BEGIN Extracted information
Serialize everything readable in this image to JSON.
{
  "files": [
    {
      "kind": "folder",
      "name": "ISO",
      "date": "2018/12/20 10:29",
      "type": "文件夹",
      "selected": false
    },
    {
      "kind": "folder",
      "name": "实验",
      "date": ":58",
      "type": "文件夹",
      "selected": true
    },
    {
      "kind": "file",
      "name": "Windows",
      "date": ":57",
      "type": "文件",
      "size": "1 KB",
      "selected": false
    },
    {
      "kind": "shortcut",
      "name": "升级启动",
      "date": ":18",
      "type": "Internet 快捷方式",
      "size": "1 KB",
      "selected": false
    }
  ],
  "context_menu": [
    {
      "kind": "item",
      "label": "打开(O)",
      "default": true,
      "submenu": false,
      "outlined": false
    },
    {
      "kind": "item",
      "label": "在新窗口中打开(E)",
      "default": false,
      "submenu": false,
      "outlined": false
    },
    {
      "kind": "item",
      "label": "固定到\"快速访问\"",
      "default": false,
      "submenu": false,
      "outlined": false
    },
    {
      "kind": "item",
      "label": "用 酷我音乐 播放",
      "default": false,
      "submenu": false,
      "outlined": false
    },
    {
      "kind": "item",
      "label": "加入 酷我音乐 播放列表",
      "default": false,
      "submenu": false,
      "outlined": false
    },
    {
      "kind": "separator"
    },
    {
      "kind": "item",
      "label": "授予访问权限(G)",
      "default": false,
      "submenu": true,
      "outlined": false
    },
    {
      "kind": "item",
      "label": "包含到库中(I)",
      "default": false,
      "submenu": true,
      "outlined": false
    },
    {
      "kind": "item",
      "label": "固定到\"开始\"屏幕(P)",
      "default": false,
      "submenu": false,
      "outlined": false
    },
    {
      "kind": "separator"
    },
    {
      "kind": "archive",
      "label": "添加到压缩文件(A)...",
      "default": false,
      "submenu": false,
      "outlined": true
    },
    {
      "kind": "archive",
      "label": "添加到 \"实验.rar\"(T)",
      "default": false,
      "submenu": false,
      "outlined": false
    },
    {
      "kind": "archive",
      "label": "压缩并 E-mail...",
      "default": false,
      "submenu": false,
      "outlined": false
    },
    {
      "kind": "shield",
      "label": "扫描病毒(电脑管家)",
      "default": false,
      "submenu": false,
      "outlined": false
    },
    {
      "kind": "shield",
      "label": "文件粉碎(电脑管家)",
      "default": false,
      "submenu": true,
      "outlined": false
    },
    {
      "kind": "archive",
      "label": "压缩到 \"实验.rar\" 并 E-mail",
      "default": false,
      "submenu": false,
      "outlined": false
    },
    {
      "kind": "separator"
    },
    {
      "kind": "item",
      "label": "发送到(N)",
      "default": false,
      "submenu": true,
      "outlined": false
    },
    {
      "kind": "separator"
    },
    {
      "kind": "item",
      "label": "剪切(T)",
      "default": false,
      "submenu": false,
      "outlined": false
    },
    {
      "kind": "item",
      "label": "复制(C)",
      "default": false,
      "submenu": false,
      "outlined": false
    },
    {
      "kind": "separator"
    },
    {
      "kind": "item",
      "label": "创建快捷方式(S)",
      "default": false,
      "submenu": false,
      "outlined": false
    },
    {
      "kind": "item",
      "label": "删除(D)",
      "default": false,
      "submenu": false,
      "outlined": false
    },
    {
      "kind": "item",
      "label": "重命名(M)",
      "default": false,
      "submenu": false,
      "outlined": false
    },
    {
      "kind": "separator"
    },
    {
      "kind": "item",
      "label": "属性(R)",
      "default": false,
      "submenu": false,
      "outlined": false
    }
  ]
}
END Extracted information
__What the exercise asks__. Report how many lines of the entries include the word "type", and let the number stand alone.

__Result__. 4